businesses identify all relevant tax breaks and incentives and draft a step- by-step guide
outlining the application process.

There is hope for R&D in India

As we all are cognizant to the fact that Income Tax benefits u/s 35 (2AB) relating to DSIR
ratified companies receiving Form 3CM with tax deduction of 150% is slated to be reduced to
100% by end of FY 2019-20 i.e. 31st March 2020 which has got the entire manufacturing and
research based companies shocked at this move.
We speak about Make in India but it must be noted that there is no financial motivation to
Design & Development in India. SCPL has been trying to get the top executives of the Industry
& Research field including global partners to reach out to the Government in order to make them
understand the absolute loss of growth, loss of highly skilled professionals and innovation in this
country if we decide to go down this path.
The Founder of SCPL, the parent company of DSIR.in met the Principal Scientific Advisor
(PSA), Prof. Vijay Raghavan to Govt. of India in last week of August 2019 and the entire view
of the industry and global practices about the R&D incentives was submitted to his office.
He was optimistic and revealed that the Government is in fact working with the Finance Ministry
to try and restore the R&D incentives provided to Industry.
So we can deduce the fact that still there is hope and not all is lost for R&D in this country.

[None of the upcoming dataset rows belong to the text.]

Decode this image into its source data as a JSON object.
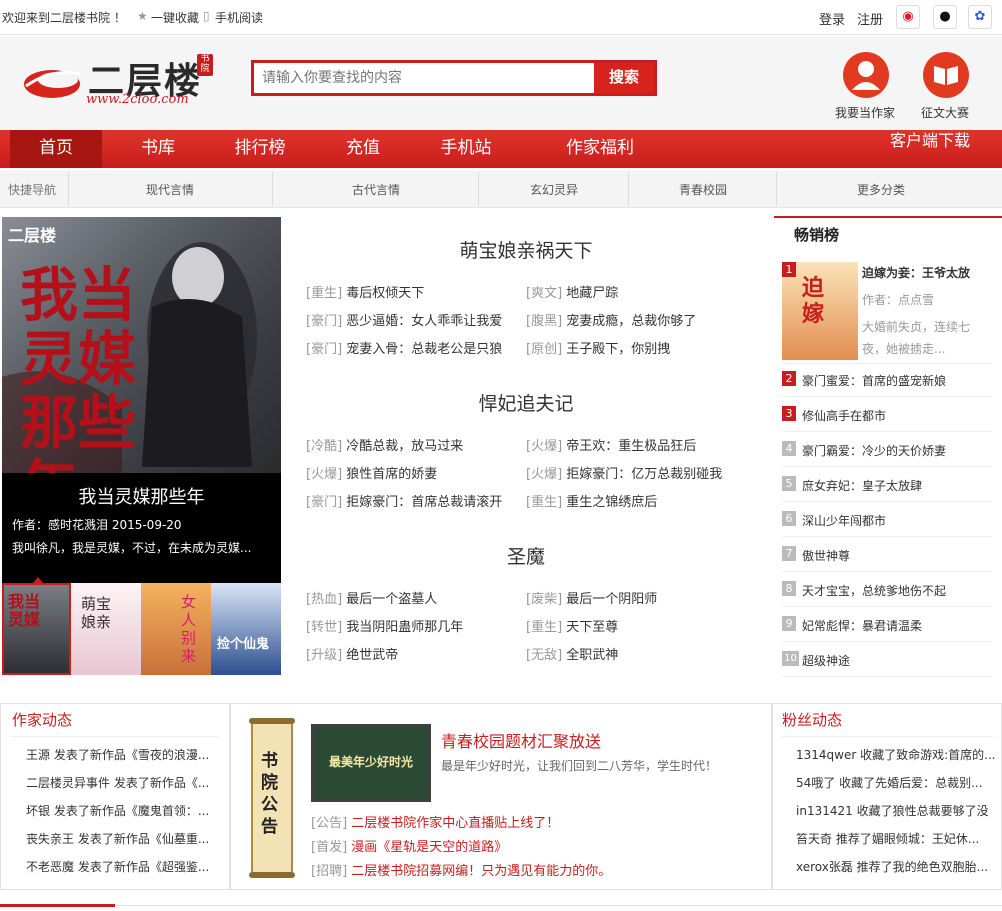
{
  "topbar": {
    "welcome": "欢迎来到二层楼书院 ！",
    "bookmark": "一键收藏",
    "mobile": "手机阅读",
    "login": "登录",
    "register": "注册"
  },
  "logo": {
    "text": "二层楼",
    "url": "www.2cloo.com",
    "seal": "书院"
  },
  "search": {
    "placeholder": "请输入你要查找的内容",
    "button": "搜索"
  },
  "header_actions": [
    {
      "label": "我要当作家",
      "icon": "writer-icon"
    },
    {
      "label": "征文大赛",
      "icon": "book-icon"
    }
  ],
  "nav": {
    "items": [
      "首页",
      "书库",
      "排行榜",
      "充值",
      "手机站",
      "作家福利"
    ],
    "client_download": "客户端下载"
  },
  "quicknav": {
    "label": "快捷导航",
    "items": [
      "现代言情",
      "古代言情",
      "玄幻灵异",
      "青春校园",
      "更多分类"
    ]
  },
  "feature": {
    "cover_logo": "二层楼",
    "cover_title": "我当灵媒那些年",
    "title": "我当灵媒那些年",
    "author_line": "作者：感时花溅泪   2015-09-20",
    "desc": "我叫徐凡，我是灵媒，不过，在未成为灵媒..."
  },
  "sections": [
    {
      "title": "萌宝娘亲祸天下",
      "rows": [
        [
          {
            "tag": "[重生]",
            "title": "毒后权倾天下"
          },
          {
            "tag": "[爽文]",
            "title": "地藏尸踪"
          }
        ],
        [
          {
            "tag": "[豪门]",
            "title": "恶少逼婚：女人乖乖让我爱"
          },
          {
            "tag": "[腹黑]",
            "title": "宠妻成瘾，总裁你够了"
          }
        ],
        [
          {
            "tag": "[豪门]",
            "title": "宠妻入骨：总裁老公是只狼"
          },
          {
            "tag": "[原创]",
            "title": "王子殿下，你别拽"
          }
        ]
      ]
    },
    {
      "title": "悍妃追夫记",
      "rows": [
        [
          {
            "tag": "[冷酷]",
            "title": "冷酷总裁，放马过来"
          },
          {
            "tag": "[火爆]",
            "title": "帝王欢：重生极品狂后"
          }
        ],
        [
          {
            "tag": "[火爆]",
            "title": "狼性首席的娇妻"
          },
          {
            "tag": "[火爆]",
            "title": "拒嫁豪门：亿万总裁别碰我"
          }
        ],
        [
          {
            "tag": "[豪门]",
            "title": "拒嫁豪门：首席总裁请滚开"
          },
          {
            "tag": "[重生]",
            "title": "重生之锦绣庶后"
          }
        ]
      ]
    },
    {
      "title": "圣魔",
      "rows": [
        [
          {
            "tag": "[热血]",
            "title": "最后一个盗墓人"
          },
          {
            "tag": "[废柴]",
            "title": "最后一个阴阳师"
          }
        ],
        [
          {
            "tag": "[转世]",
            "title": "我当阴阳蛊师那几年"
          },
          {
            "tag": "[重生]",
            "title": "天下至尊"
          }
        ],
        [
          {
            "tag": "[升级]",
            "title": "绝世武帝"
          },
          {
            "tag": "[无敌]",
            "title": "全职武神"
          }
        ]
      ]
    }
  ],
  "ranking": {
    "title": "畅销榜",
    "top": {
      "num": "1",
      "title": "迫嫁为妾：王爷太放",
      "author": "作者：点点雪",
      "desc1": "大婚前失贞，连续七",
      "desc2": "夜，她被掳走..."
    },
    "items": [
      {
        "num": "2",
        "title": "豪门蜜爱：首席的盛宠新娘"
      },
      {
        "num": "3",
        "title": "修仙高手在都市"
      },
      {
        "num": "4",
        "title": "豪门霸爱：冷少的天价娇妻"
      },
      {
        "num": "5",
        "title": "庶女弃妃：皇子太放肆"
      },
      {
        "num": "6",
        "title": "深山少年闯都市"
      },
      {
        "num": "7",
        "title": "傲世神尊"
      },
      {
        "num": "8",
        "title": "天才宝宝，总统爹地伤不起"
      },
      {
        "num": "9",
        "title": "妃常彪悍：暴君请温柔"
      },
      {
        "num": "10",
        "title": "超级神途"
      }
    ]
  },
  "writer_news": {
    "title": "作家动态",
    "items": [
      "王源 发表了新作品《雪夜的浪漫...",
      "二层楼灵异事件 发表了新作品《...",
      "坏银 发表了新作品《魔鬼首领：...",
      "丧失亲王 发表了新作品《仙墓重...",
      "不老恶魔 发表了新作品《超强鉴..."
    ]
  },
  "notice": {
    "scroll_text": "书院公告",
    "board_title": "青春校园题材汇聚放送",
    "board_img_text": "最美年少好时光",
    "board_desc": "最是年少好时光，让我们回到二八芳华，学生时代！",
    "items": [
      {
        "tag": "[公告]",
        "text": "二层楼书院作家中心直播贴上线了！"
      },
      {
        "tag": "[首发]",
        "text": "漫画《星轨是天空的道路》"
      },
      {
        "tag": "[招聘]",
        "text": "二层楼书院招募网编！只为遇见有能力的你。"
      }
    ]
  },
  "fan_news": {
    "title": "粉丝动态",
    "items": [
      "1314qwer 收藏了致命游戏:首席的...",
      "54哦了 收藏了先婚后爱：总裁别...",
      "in131421 收藏了狼性总裁要够了没",
      "笞天奇 推荐了媚眼倾城：王妃休...",
      "xerox张磊 推荐了我的绝色双胞胎..."
    ]
  },
  "colors": {
    "brand_red": "#c81d1d",
    "nav_red": "#d4261d"
  }
}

Confused how to benefit from income tax benefits for your R&D expenses? Do it in 3 simple steps!!

When you are finalizing your Income Tax returns and have no inkling of how to claim benefits
from income tax benefits for your companies R&D expenditure even though you have your
DSIR approval or Form 3CM in hand.
Stage 1: Formulate a list of all the eligible Capex & Opex for the previous Financial Year 2018-
19 in the format given as per Form 3CL.
Stage 2: Get all the documents verified & certified by your CA or Auditor.

Stage 3: File Form 3CL with DSIR and submit the hard copies physically and file online on the
Income Tax site along with your IT returns documents.

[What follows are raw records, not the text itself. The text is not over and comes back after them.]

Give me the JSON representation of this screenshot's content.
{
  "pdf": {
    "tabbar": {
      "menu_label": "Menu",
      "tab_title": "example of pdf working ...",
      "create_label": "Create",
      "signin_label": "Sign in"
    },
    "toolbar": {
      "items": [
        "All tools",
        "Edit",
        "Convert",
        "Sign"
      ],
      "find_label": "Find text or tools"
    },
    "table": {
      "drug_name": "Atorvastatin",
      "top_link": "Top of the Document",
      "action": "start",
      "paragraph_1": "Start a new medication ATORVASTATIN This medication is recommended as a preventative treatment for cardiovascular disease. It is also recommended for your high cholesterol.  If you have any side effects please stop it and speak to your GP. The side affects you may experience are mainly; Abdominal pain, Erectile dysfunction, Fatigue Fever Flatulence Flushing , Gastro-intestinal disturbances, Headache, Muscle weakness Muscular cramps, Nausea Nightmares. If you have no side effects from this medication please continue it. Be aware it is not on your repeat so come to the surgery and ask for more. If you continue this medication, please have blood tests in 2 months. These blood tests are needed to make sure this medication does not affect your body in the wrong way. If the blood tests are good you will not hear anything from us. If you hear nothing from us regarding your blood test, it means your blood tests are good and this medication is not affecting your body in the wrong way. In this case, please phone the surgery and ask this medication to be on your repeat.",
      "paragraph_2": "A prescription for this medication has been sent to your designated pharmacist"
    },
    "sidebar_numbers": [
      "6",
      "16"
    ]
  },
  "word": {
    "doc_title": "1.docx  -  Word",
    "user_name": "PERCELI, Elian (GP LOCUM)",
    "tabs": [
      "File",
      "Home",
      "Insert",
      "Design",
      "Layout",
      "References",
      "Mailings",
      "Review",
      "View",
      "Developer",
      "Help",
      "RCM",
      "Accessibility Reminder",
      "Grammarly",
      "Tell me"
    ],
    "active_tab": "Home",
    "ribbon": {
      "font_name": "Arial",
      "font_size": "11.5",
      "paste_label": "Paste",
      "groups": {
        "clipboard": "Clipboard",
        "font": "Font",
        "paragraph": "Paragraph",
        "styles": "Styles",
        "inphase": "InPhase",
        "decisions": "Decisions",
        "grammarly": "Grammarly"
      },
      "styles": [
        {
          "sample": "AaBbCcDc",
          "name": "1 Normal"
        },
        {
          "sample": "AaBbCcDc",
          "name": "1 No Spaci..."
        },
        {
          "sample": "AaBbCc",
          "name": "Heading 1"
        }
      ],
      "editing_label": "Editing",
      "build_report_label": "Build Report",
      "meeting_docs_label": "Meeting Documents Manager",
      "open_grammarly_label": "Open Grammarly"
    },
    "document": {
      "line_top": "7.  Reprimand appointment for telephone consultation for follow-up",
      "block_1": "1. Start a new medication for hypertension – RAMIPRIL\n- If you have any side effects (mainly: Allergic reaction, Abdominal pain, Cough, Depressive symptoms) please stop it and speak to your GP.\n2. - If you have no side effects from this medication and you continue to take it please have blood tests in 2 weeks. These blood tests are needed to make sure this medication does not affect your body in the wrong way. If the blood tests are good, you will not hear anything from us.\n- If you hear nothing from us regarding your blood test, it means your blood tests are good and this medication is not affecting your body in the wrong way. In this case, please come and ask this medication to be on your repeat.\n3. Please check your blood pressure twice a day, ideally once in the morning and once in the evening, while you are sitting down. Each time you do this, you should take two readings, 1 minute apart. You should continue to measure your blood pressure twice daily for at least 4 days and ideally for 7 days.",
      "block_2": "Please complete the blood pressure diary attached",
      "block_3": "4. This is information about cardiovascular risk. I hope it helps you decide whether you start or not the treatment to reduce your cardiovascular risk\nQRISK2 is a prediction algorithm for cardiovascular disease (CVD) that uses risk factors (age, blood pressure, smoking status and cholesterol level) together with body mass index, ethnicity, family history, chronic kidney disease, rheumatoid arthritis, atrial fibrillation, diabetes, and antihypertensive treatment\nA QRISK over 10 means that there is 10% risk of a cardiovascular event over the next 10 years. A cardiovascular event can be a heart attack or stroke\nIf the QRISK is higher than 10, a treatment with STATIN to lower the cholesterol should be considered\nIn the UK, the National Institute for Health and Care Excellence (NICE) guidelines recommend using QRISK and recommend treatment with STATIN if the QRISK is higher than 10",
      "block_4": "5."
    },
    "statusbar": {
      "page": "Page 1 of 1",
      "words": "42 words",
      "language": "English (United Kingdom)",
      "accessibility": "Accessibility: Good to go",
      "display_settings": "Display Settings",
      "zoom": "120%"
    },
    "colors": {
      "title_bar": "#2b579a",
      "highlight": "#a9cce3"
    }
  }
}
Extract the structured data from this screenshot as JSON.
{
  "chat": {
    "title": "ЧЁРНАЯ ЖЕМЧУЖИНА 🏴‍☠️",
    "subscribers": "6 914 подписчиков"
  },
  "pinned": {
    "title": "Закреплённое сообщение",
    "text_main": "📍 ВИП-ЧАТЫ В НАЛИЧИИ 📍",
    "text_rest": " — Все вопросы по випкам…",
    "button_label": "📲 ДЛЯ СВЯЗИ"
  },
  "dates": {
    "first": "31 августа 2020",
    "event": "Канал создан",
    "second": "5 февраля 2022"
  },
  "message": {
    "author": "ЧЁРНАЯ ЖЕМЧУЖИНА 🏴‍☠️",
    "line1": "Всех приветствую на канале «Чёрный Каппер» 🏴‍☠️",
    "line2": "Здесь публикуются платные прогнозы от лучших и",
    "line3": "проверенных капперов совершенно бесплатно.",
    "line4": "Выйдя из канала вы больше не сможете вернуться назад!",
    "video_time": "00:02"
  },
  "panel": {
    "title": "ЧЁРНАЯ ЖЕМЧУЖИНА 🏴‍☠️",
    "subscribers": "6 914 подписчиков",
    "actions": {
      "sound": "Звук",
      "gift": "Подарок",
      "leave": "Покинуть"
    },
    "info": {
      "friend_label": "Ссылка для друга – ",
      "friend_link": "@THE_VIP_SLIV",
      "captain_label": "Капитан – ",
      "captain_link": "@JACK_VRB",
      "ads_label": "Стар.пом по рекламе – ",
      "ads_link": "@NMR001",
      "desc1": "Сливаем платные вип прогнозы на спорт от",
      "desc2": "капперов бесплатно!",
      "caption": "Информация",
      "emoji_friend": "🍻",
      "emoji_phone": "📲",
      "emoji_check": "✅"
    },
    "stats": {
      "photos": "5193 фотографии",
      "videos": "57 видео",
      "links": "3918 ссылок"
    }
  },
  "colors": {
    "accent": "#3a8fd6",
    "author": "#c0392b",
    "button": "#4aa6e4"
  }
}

If you do not have the proficiency or the time to complete the same……..

Please call our DSIR.in helpline number and we will assist with your 3CL filing in time with
maximum tax remunerations and most importantly no undue claims which may be rejected by
DSIR.
SCPL, the parent company of DSIR.in has an experience of over 15 years in handling 3CL
filings for companies of all sizes with expenses ranging from 50 lac to 100 crores and has
handled 3CL filings with R&D expenses in excess of Rs.500 crores.

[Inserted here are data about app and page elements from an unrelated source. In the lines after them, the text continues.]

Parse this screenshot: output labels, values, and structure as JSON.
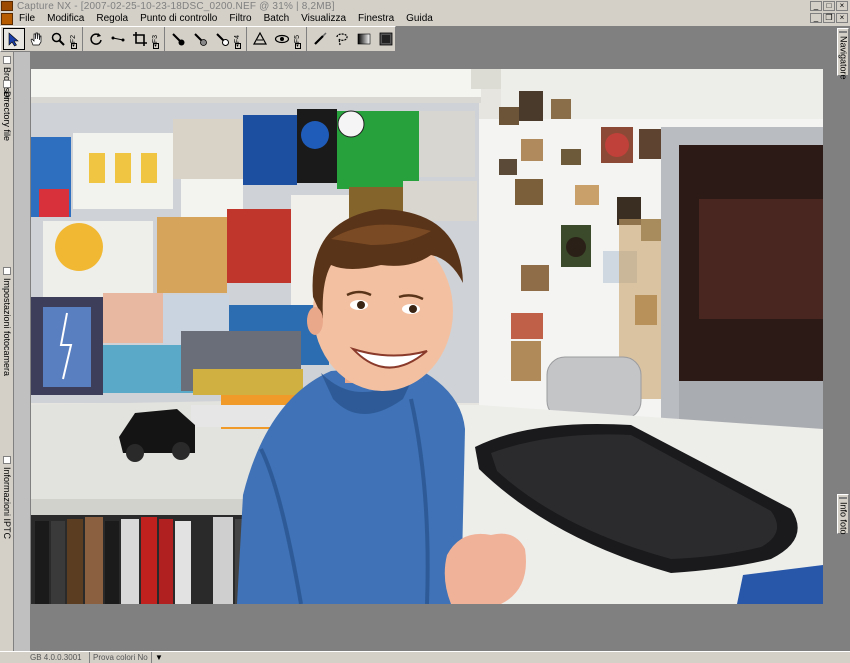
{
  "titlebar": {
    "title": "Capture  NX  -  [2007-02-25-10-23-18DSC_0200.NEF @ 31%  |  8,2MB]",
    "min": "_",
    "max": "□",
    "close": "×"
  },
  "menubar": {
    "items": [
      "File",
      "Modifica",
      "Regola",
      "Punto di controllo",
      "Filtro",
      "Batch",
      "Visualizza",
      "Finestra",
      "Guida"
    ],
    "min": "_",
    "restore": "❐",
    "close": "×"
  },
  "toolbar": {
    "fkeys": [
      "F2",
      "F3",
      "F4",
      "F5",
      "F6"
    ]
  },
  "left_dock": {
    "tabs": [
      "Browser",
      "Directory file",
      "Impostazioni fotocamera",
      "Informazioni IPTC"
    ]
  },
  "right_dock": {
    "tabs": [
      "Navigatore",
      "Info foto"
    ]
  },
  "statusbar": {
    "memory": "GB 4.0.0.3001",
    "softproof": "Prova colori No",
    "arrow": "▼"
  },
  "colors": {
    "chrome": "#d4d0c8",
    "canvas": "#808080",
    "sweater": "#3f72b6"
  }
}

Why are software companies not claiming R&D Incentives outside India?

Indian software companies, big and small carry out development projects for clients outside
India either onsite at client locations or their development centers based in and outside India.
The question is why most of these software companies not claiming R&D incentives for their
research or development work which are eligible for the R&D tax credit in countries of their
operation.
Most of the leading economies of the world offer R&D tax credit, be it in Europe, North
America, Australia, and Southeast Asia.
The reason is simple, most of them are not aware that software companies can be eligible for
R&D tax credit or apprehensive whether they would be eligible for the same.
Did you know who is the largest beneficiary of R&D incentives in the United States of America?
You would imagine a large industrial company right? No!!!
The answer is Amazon, which saved about USD 400 million in R&D incentives which is also
one of the reasons they don’t have to pay corporate tax in the USA.
So the question is how you identify R&D activities and projects which are undertaken by your
company.
The answer is to segregate client projects and projects which are not directly linked to client
delivery (independent). In client projects, the risk of failure lies with the company which simply
means if the project is unsuccessful your company has to bear the cost.
The incentives range from country to country but in most cases, the savings can range from
about 15% going up to more than 100%.
This will help you get the extra funding to put in cutting edge technologies in Robotics or AI or
NLP which is where the future lies.
So isn’t it time to get started??